▶ Supplied data:

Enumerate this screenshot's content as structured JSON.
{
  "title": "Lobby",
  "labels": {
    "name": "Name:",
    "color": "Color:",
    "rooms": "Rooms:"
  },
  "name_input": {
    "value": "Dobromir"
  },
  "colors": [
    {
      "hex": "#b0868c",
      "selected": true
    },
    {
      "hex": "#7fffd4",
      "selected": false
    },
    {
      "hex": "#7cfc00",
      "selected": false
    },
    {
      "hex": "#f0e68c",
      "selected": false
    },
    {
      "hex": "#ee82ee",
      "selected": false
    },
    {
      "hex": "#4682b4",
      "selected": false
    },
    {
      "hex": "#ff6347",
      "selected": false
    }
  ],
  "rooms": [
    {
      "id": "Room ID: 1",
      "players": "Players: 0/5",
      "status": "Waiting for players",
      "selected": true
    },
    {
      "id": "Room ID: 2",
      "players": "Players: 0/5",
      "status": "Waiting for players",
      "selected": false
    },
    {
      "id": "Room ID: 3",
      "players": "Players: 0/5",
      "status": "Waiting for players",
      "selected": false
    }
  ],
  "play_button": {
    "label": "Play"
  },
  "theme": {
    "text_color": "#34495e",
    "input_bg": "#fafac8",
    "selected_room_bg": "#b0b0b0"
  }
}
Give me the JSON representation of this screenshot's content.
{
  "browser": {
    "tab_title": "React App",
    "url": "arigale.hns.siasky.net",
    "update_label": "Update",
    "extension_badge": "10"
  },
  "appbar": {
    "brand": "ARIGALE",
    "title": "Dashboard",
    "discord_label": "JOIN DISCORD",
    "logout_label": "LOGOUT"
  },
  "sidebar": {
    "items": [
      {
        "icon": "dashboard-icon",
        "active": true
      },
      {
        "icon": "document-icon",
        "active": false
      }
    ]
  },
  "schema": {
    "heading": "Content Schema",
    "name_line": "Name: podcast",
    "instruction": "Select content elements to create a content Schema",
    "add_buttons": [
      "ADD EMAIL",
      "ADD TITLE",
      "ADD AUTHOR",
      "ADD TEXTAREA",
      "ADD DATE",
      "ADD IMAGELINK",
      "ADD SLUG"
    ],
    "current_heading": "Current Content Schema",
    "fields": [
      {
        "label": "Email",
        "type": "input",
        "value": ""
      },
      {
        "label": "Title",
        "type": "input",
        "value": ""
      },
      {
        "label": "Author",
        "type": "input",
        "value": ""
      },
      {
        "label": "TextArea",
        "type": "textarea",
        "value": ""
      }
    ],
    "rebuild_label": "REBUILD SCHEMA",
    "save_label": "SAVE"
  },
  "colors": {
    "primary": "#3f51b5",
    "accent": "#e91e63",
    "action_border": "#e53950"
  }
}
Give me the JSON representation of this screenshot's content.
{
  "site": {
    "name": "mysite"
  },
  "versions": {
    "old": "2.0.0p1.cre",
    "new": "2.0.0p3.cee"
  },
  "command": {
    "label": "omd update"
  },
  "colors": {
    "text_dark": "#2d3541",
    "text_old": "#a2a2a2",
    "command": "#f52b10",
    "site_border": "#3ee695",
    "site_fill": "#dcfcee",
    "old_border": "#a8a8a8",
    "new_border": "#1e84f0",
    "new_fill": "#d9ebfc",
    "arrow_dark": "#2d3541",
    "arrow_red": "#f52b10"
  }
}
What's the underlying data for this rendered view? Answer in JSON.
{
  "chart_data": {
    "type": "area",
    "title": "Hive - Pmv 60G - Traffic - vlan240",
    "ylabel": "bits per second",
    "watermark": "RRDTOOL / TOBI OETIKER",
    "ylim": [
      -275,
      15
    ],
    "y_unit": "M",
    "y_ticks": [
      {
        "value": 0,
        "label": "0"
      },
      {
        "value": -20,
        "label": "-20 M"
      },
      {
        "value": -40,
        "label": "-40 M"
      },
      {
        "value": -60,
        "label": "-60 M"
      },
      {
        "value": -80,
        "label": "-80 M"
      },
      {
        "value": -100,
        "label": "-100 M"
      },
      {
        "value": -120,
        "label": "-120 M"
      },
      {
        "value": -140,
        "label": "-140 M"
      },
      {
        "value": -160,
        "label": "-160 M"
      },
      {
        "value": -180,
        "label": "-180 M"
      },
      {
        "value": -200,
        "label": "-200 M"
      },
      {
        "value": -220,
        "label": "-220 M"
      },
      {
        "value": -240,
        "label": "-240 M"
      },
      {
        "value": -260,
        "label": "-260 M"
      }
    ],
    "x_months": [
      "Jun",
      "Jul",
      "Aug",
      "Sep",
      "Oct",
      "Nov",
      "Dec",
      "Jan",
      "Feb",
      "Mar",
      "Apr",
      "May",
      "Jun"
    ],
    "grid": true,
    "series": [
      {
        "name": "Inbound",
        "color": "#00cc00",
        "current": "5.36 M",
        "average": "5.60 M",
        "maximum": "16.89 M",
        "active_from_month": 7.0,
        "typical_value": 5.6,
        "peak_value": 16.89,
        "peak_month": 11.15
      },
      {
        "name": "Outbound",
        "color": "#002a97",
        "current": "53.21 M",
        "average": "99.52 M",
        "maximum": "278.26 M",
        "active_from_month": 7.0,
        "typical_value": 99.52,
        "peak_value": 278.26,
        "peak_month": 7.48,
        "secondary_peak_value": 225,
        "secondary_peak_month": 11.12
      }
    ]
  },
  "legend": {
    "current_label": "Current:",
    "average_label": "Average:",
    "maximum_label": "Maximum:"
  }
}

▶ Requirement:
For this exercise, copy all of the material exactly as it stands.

▶ Solution to this problem:
Enumerate this screenshot's content as structured JSON.
{
  "title": "Lobby",
  "labels": {
    "name": "Name:",
    "color": "Color:",
    "rooms": "Rooms:"
  },
  "name_input": {
    "value": "Dobromir"
  },
  "colors": [
    {
      "hex": "#b0868c",
      "selected": true
    },
    {
      "hex": "#7fffd4",
      "selected": false
    },
    {
      "hex": "#7cfc00",
      "selected": false
    },
    {
      "hex": "#f0e68c",
      "selected": false
    },
    {
      "hex": "#ee82ee",
      "selected": false
    },
    {
      "hex": "#4682b4",
      "selected": false
    },
    {
      "hex": "#ff6347",
      "selected": false
    }
  ],
  "rooms": [
    {
      "id": "Room ID: 1",
      "players": "Players: 0/5",
      "status": "Waiting for players",
      "selected": true
    },
    {
      "id": "Room ID: 2",
      "players": "Players: 0/5",
      "status": "Waiting for players",
      "selected": false
    },
    {
      "id": "Room ID: 3",
      "players": "Players: 0/5",
      "status": "Waiting for players",
      "selected": false
    }
  ],
  "play_button": {
    "label": "Play"
  },
  "theme": {
    "text_color": "#34495e",
    "input_bg": "#fafac8",
    "selected_room_bg": "#b0b0b0"
  }
}
Give me the JSON representation of this screenshot's content.
{
  "browser": {
    "tab_title": "React App",
    "url": "arigale.hns.siasky.net",
    "update_label": "Update",
    "extension_badge": "10"
  },
  "appbar": {
    "brand": "ARIGALE",
    "title": "Dashboard",
    "discord_label": "JOIN DISCORD",
    "logout_label": "LOGOUT"
  },
  "sidebar": {
    "items": [
      {
        "icon": "dashboard-icon",
        "active": true
      },
      {
        "icon": "document-icon",
        "active": false
      }
    ]
  },
  "schema": {
    "heading": "Content Schema",
    "name_line": "Name: podcast",
    "instruction": "Select content elements to create a content Schema",
    "add_buttons": [
      "ADD EMAIL",
      "ADD TITLE",
      "ADD AUTHOR",
      "ADD TEXTAREA",
      "ADD DATE",
      "ADD IMAGELINK",
      "ADD SLUG"
    ],
    "current_heading": "Current Content Schema",
    "fields": [
      {
        "label": "Email",
        "type": "input",
        "value": ""
      },
      {
        "label": "Title",
        "type": "input",
        "value": ""
      },
      {
        "label": "Author",
        "type": "input",
        "value": ""
      },
      {
        "label": "TextArea",
        "type": "textarea",
        "value": ""
      }
    ],
    "rebuild_label": "REBUILD SCHEMA",
    "save_label": "SAVE"
  },
  "colors": {
    "primary": "#3f51b5",
    "accent": "#e91e63",
    "action_border": "#e53950"
  }
}
Give me the JSON representation of this screenshot's content.
{
  "site": {
    "name": "mysite"
  },
  "versions": {
    "old": "2.0.0p1.cre",
    "new": "2.0.0p3.cee"
  },
  "command": {
    "label": "omd update"
  },
  "colors": {
    "text_dark": "#2d3541",
    "text_old": "#a2a2a2",
    "command": "#f52b10",
    "site_border": "#3ee695",
    "site_fill": "#dcfcee",
    "old_border": "#a8a8a8",
    "new_border": "#1e84f0",
    "new_fill": "#d9ebfc",
    "arrow_dark": "#2d3541",
    "arrow_red": "#f52b10"
  }
}
What's the underlying data for this rendered view? Answer in JSON.
{
  "chart_data": {
    "type": "area",
    "title": "Hive - Pmv 60G - Traffic - vlan240",
    "ylabel": "bits per second",
    "watermark": "RRDTOOL / TOBI OETIKER",
    "ylim": [
      -275,
      15
    ],
    "y_unit": "M",
    "y_ticks": [
      {
        "value": 0,
        "label": "0"
      },
      {
        "value": -20,
        "label": "-20 M"
      },
      {
        "value": -40,
        "label": "-40 M"
      },
      {
        "value": -60,
        "label": "-60 M"
      },
      {
        "value": -80,
        "label": "-80 M"
      },
      {
        "value": -100,
        "label": "-100 M"
      },
      {
        "value": -120,
        "label": "-120 M"
      },
      {
        "value": -140,
        "label": "-140 M"
      },
      {
        "value": -160,
        "label": "-160 M"
      },
      {
        "value": -180,
        "label": "-180 M"
      },
      {
        "value": -200,
        "label": "-200 M"
      },
      {
        "value": -220,
        "label": "-220 M"
      },
      {
        "value": -240,
        "label": "-240 M"
      },
      {
        "value": -260,
        "label": "-260 M"
      }
    ],
    "x_months": [
      "Jun",
      "Jul",
      "Aug",
      "Sep",
      "Oct",
      "Nov",
      "Dec",
      "Jan",
      "Feb",
      "Mar",
      "Apr",
      "May",
      "Jun"
    ],
    "grid": true,
    "series": [
      {
        "name": "Inbound",
        "color": "#00cc00",
        "current": "5.36 M",
        "average": "5.60 M",
        "maximum": "16.89 M",
        "active_from_month": 7.0,
        "typical_value": 5.6,
        "peak_value": 16.89,
        "peak_month": 11.15
      },
      {
        "name": "Outbound",
        "color": "#002a97",
        "current": "53.21 M",
        "average": "99.52 M",
        "maximum": "278.26 M",
        "active_from_month": 7.0,
        "typical_value": 99.52,
        "peak_value": 278.26,
        "peak_month": 7.48,
        "secondary_peak_value": 225,
        "secondary_peak_month": 11.12
      }
    ]
  },
  "legend": {
    "current_label": "Current:",
    "average_label": "Average:",
    "maximum_label": "Maximum:"
  }
}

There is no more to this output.